I was wrong.

I've often talked about the difference between "UUism" and "UU-dom" with others, much like when some radical Christians distinguish their values and ideals from the practices of institutional Christendom. I had thought that the discordance between the values of UUism and the practices of UU-dom would somehow decrease. Instead, I've seen them grow much worse.

UUism is presented as being centered on love and reason, but UU-dom is more fixated on money and image. UUism is presented as being a community seeking common ground and radical transformation, but UU-dom is run like a business conglomerate which plays off various factions like checkers on a game board. UUism is presented as extending radical hospitality for all, but UU-dom cherry-picks who is really welcome while squirming with discomfort in reaction to the rest.

I still believe in the values espoused under UUism. I am no longer able to put up with the practices of UU-dom.

At the beginning of this journey, I would have enthusiastically told anyone identifying with kink and/or polyamory to check out their local UU congregation. Over time, I've heard from too many such people who have either fled or been driven out, sometimes because they were met with hostility, sometimes over other problems. I've heard from too many leaders within the UUA who will praise my work and encourage me to keep going, but only in private and off-the-record, and with no meaningful support beyond that. As for the pushback experienced in recent months, I won't burden you with the details. Suffice it to say that, with all the dysfunction and dissembling I have witnessed, my only honest answer to what I thought of UUism would be: "Great in theory, but far too few real-life examples."

Perhaps, one day, UU-dom will come closer to UUism's values. But I don't see that happening in my lifetime. So it is time for me to take a different path, and to say ... Goodbye.

Saturday, October 10, 2015

Thoughts on "Atheist Churches"

Ask many Unitarian Universalists what they think of Sunday Assembly -- the growing network of communities offering "all the best bits of church, but without the religion, and awesome pop songs" -- and the response will seem politely dismissive, often wondering why these folks don't just join us instead of "reinventing the wheel."

You're about to read a dissenting view.

Yes, there's much that Sunday Assembly (and another US-based movement, called the National Oasis Network) could learn from UUs. But I would contend that the relatively rapid growth of these so-called "atheist churches" also shows that UUs might learn more from them. Such as ...
  1. Keeping the message simple: The Oasis Network holds to five basic principles, beginning with "People are more important than beliefs." Sunday Assembly's philosophy is expressed even more succinctly as "Live Better, Help Often, Wonder More."
  2. Including without diluting: Both of these networks were started by committed secularists and atheists, yet they also welcome and include the full range of people who would not fit into a traditional religious communities. The emphasis is less on bashing religion (like the "New Atheists") or mimicking it, and more on building an alternative community around shared ethical concerns and psychological needs.
  3. More egalitarian: Linked to both their inclusion and freethought roots, the communities in these networks are less reliant on professionals and experts, even drawing on models from Quakers and more radical "emerging" church groups.
  4. Meeting people's needs: Atheist and Humanist groups have previously focused on intellectual needs, almost to the exclusion of emotional and aesthetic ones. Sunday Assembly and Oasis are attempting a more holistic approach.
If the rate of growth for these groups is any indication, they would appear to be doing something right. And, if they are to be accused of "reinventing the wheel," allow me to contend that there are times when that is necessary.
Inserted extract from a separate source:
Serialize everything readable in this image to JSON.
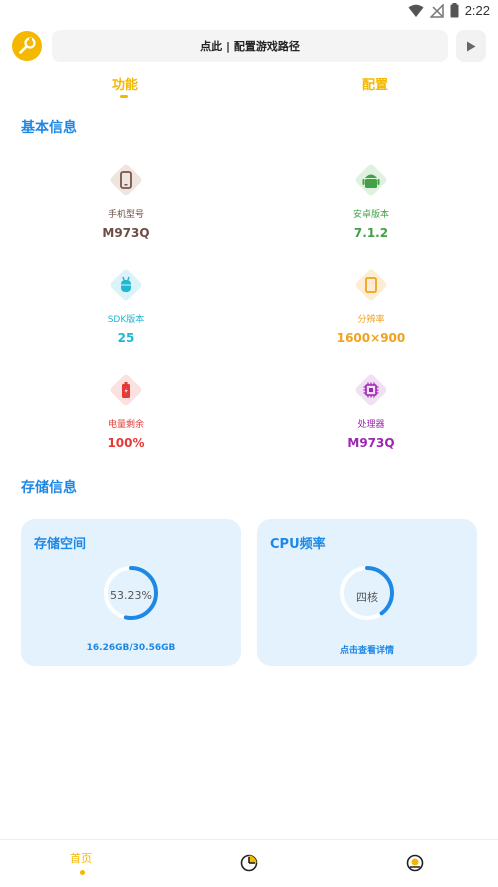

People will find ways to meet their needs, even if it means sidestepping "official" channels. I've seen it in my work as a medical equipment specialist, where families are willing to pay out of pocket for walkers or electric beds rather than wait for doctors to fulfill the cumbersome requirements of Medicare, or endure the waiting lists of our competitors. When you need a wheel, you find a way to get one, even if the only "legitimate" supplier tells you to fill out a form and wait for their staff to get to it. Same thing for the kind of "alternative" community offered by Sunday Assembly, Oasis Network, or UUs.

Where the efforts of these newer groups will lead, I don't know. But my impression so far is that Unitarian Universalists will not learn from what success they've garnered so far by ignoring or dismissing them.